Phillip E. Paeltz has been the Headmaster of Governor French Academy since 1983. Mr. Paeltz was part of the group of seven people dedicated to preparing students for higher education that organized and started the Academy.
Governor French Academy was founded on the principles utilized by every successful music conservatory: guided practice leads to mastery of skills; mastery of skills leads to conceptual understanding.
It is little surprising that the Academy chose to teach college-preparatory academics like the Curtis or Juilliard Academies teach music. Mr. Paeltz was trained to be a symphony orchestra French Hornist.

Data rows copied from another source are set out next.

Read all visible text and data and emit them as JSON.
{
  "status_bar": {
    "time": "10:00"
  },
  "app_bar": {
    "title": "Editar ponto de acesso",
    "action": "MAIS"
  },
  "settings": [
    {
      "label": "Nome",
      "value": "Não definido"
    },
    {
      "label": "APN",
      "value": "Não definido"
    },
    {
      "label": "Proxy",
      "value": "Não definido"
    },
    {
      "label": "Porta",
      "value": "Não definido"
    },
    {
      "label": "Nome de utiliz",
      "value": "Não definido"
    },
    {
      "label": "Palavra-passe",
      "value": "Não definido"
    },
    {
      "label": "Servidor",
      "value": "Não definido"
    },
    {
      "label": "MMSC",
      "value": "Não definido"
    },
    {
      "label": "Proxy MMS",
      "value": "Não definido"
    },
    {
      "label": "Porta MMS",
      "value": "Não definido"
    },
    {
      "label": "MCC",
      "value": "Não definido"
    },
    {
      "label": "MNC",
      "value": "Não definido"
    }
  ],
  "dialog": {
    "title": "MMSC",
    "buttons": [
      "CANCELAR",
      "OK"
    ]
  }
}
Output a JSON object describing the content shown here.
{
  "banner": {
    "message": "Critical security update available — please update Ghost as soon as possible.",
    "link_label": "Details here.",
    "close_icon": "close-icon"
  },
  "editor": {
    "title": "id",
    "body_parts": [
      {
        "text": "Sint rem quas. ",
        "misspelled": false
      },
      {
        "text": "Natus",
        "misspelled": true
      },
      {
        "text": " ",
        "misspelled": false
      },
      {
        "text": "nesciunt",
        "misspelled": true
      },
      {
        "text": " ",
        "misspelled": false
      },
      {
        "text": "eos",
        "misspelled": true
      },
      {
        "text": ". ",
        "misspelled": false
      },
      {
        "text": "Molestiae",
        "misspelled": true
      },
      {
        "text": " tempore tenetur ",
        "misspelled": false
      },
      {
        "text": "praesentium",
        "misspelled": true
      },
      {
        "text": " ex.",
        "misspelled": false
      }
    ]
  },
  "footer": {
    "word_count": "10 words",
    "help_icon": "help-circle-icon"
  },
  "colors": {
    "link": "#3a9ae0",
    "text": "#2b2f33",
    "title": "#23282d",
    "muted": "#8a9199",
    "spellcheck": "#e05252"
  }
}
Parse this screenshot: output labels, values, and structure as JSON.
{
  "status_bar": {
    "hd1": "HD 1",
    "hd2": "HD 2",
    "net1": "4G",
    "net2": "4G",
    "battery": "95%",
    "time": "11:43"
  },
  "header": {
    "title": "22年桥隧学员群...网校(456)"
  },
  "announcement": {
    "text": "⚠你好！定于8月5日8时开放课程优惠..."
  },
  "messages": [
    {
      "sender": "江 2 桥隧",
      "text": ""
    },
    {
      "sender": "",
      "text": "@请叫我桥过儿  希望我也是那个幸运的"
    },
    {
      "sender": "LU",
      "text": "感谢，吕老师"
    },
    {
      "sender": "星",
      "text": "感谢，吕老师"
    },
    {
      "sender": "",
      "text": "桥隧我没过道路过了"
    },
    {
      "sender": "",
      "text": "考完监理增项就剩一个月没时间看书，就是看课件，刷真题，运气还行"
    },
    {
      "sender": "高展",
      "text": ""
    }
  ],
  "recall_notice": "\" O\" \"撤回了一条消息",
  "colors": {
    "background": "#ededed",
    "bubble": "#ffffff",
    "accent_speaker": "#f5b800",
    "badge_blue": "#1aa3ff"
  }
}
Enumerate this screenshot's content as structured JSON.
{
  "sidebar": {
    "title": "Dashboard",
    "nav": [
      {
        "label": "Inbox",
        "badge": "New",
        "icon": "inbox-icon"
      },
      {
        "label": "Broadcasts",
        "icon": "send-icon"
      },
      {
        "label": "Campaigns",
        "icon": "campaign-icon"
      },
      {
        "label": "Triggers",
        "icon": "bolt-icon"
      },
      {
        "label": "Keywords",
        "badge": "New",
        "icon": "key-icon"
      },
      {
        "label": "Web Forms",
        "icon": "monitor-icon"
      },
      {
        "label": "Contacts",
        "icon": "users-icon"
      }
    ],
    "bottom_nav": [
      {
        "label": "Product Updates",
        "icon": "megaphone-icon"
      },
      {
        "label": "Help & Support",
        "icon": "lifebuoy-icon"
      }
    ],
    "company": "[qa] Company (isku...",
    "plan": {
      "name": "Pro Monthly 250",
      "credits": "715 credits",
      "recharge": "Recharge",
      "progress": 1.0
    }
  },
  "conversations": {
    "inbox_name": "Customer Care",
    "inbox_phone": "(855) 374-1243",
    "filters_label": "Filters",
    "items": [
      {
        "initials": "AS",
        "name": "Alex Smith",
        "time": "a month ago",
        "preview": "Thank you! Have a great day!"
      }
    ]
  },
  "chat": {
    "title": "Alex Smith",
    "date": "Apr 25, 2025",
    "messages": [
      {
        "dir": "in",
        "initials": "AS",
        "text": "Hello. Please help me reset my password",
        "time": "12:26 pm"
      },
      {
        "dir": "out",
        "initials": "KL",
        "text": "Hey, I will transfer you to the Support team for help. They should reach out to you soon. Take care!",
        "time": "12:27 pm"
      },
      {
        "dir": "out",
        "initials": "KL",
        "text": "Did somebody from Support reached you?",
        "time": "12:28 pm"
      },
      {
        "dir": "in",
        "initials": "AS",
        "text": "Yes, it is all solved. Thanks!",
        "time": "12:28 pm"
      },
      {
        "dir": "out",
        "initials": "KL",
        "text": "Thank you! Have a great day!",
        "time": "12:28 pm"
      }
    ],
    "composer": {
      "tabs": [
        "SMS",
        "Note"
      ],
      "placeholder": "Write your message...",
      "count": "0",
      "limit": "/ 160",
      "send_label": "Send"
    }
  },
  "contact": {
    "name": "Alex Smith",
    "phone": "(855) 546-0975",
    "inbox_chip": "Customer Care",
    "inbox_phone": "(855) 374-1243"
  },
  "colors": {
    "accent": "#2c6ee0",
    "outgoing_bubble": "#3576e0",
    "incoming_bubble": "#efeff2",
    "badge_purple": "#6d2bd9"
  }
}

A student of Kaid Friedel, Myron Bloom, and Ward Fearn, Mr. Paeltz graduated with a degree in music performance and education in 1969. Having performed with the St. Louis Symphony by the age of nineteen, the Cleveland Orchestra’s Blossom Music Festival, and several Broadway touring companies such as that for Man of LaMancha, Mr. Paeltz fulfilled his military service in the U.S. Air Force bands.
Teaching became Mr. Paeltz’ profession in 1973 as a result of an illness which curtailed his music career. While teaching at a large public high school, Mr. Paeltz earned a Master’s Degree in English with a major in Theatre. In fact, Mr. Paeltz maintains that theatre training is the best preparation for teachers. Disillusion with what was being done in public schools (see Another Opening, Another Show) led Mr. Paeltz to be part of the creation of the Governor French Academy, an institution that has adhered to its educational principles and goals amid the challenges of over thirty years of debilitating turmoil in the education profession.
Mr. Paeltz was recently asked by a man who has closely observed the St. Louis Metro-East communities for over sixty years, “How does Governor French continue to do so well when the schools around it continue to slide?” Mr. Paeltz responded, “We refuse to improve!” The United States has spent the last forty years choosing illusions of educational nirvana by jettisoning everything that western civilization held dear in educational practice. By refusing “to improve,” Governor French Academy has sustained itself and its students by continuing to teach hard work, basic skills, and perseverance. The Academy has not improved itself right into the position of one of the best schools in the United States.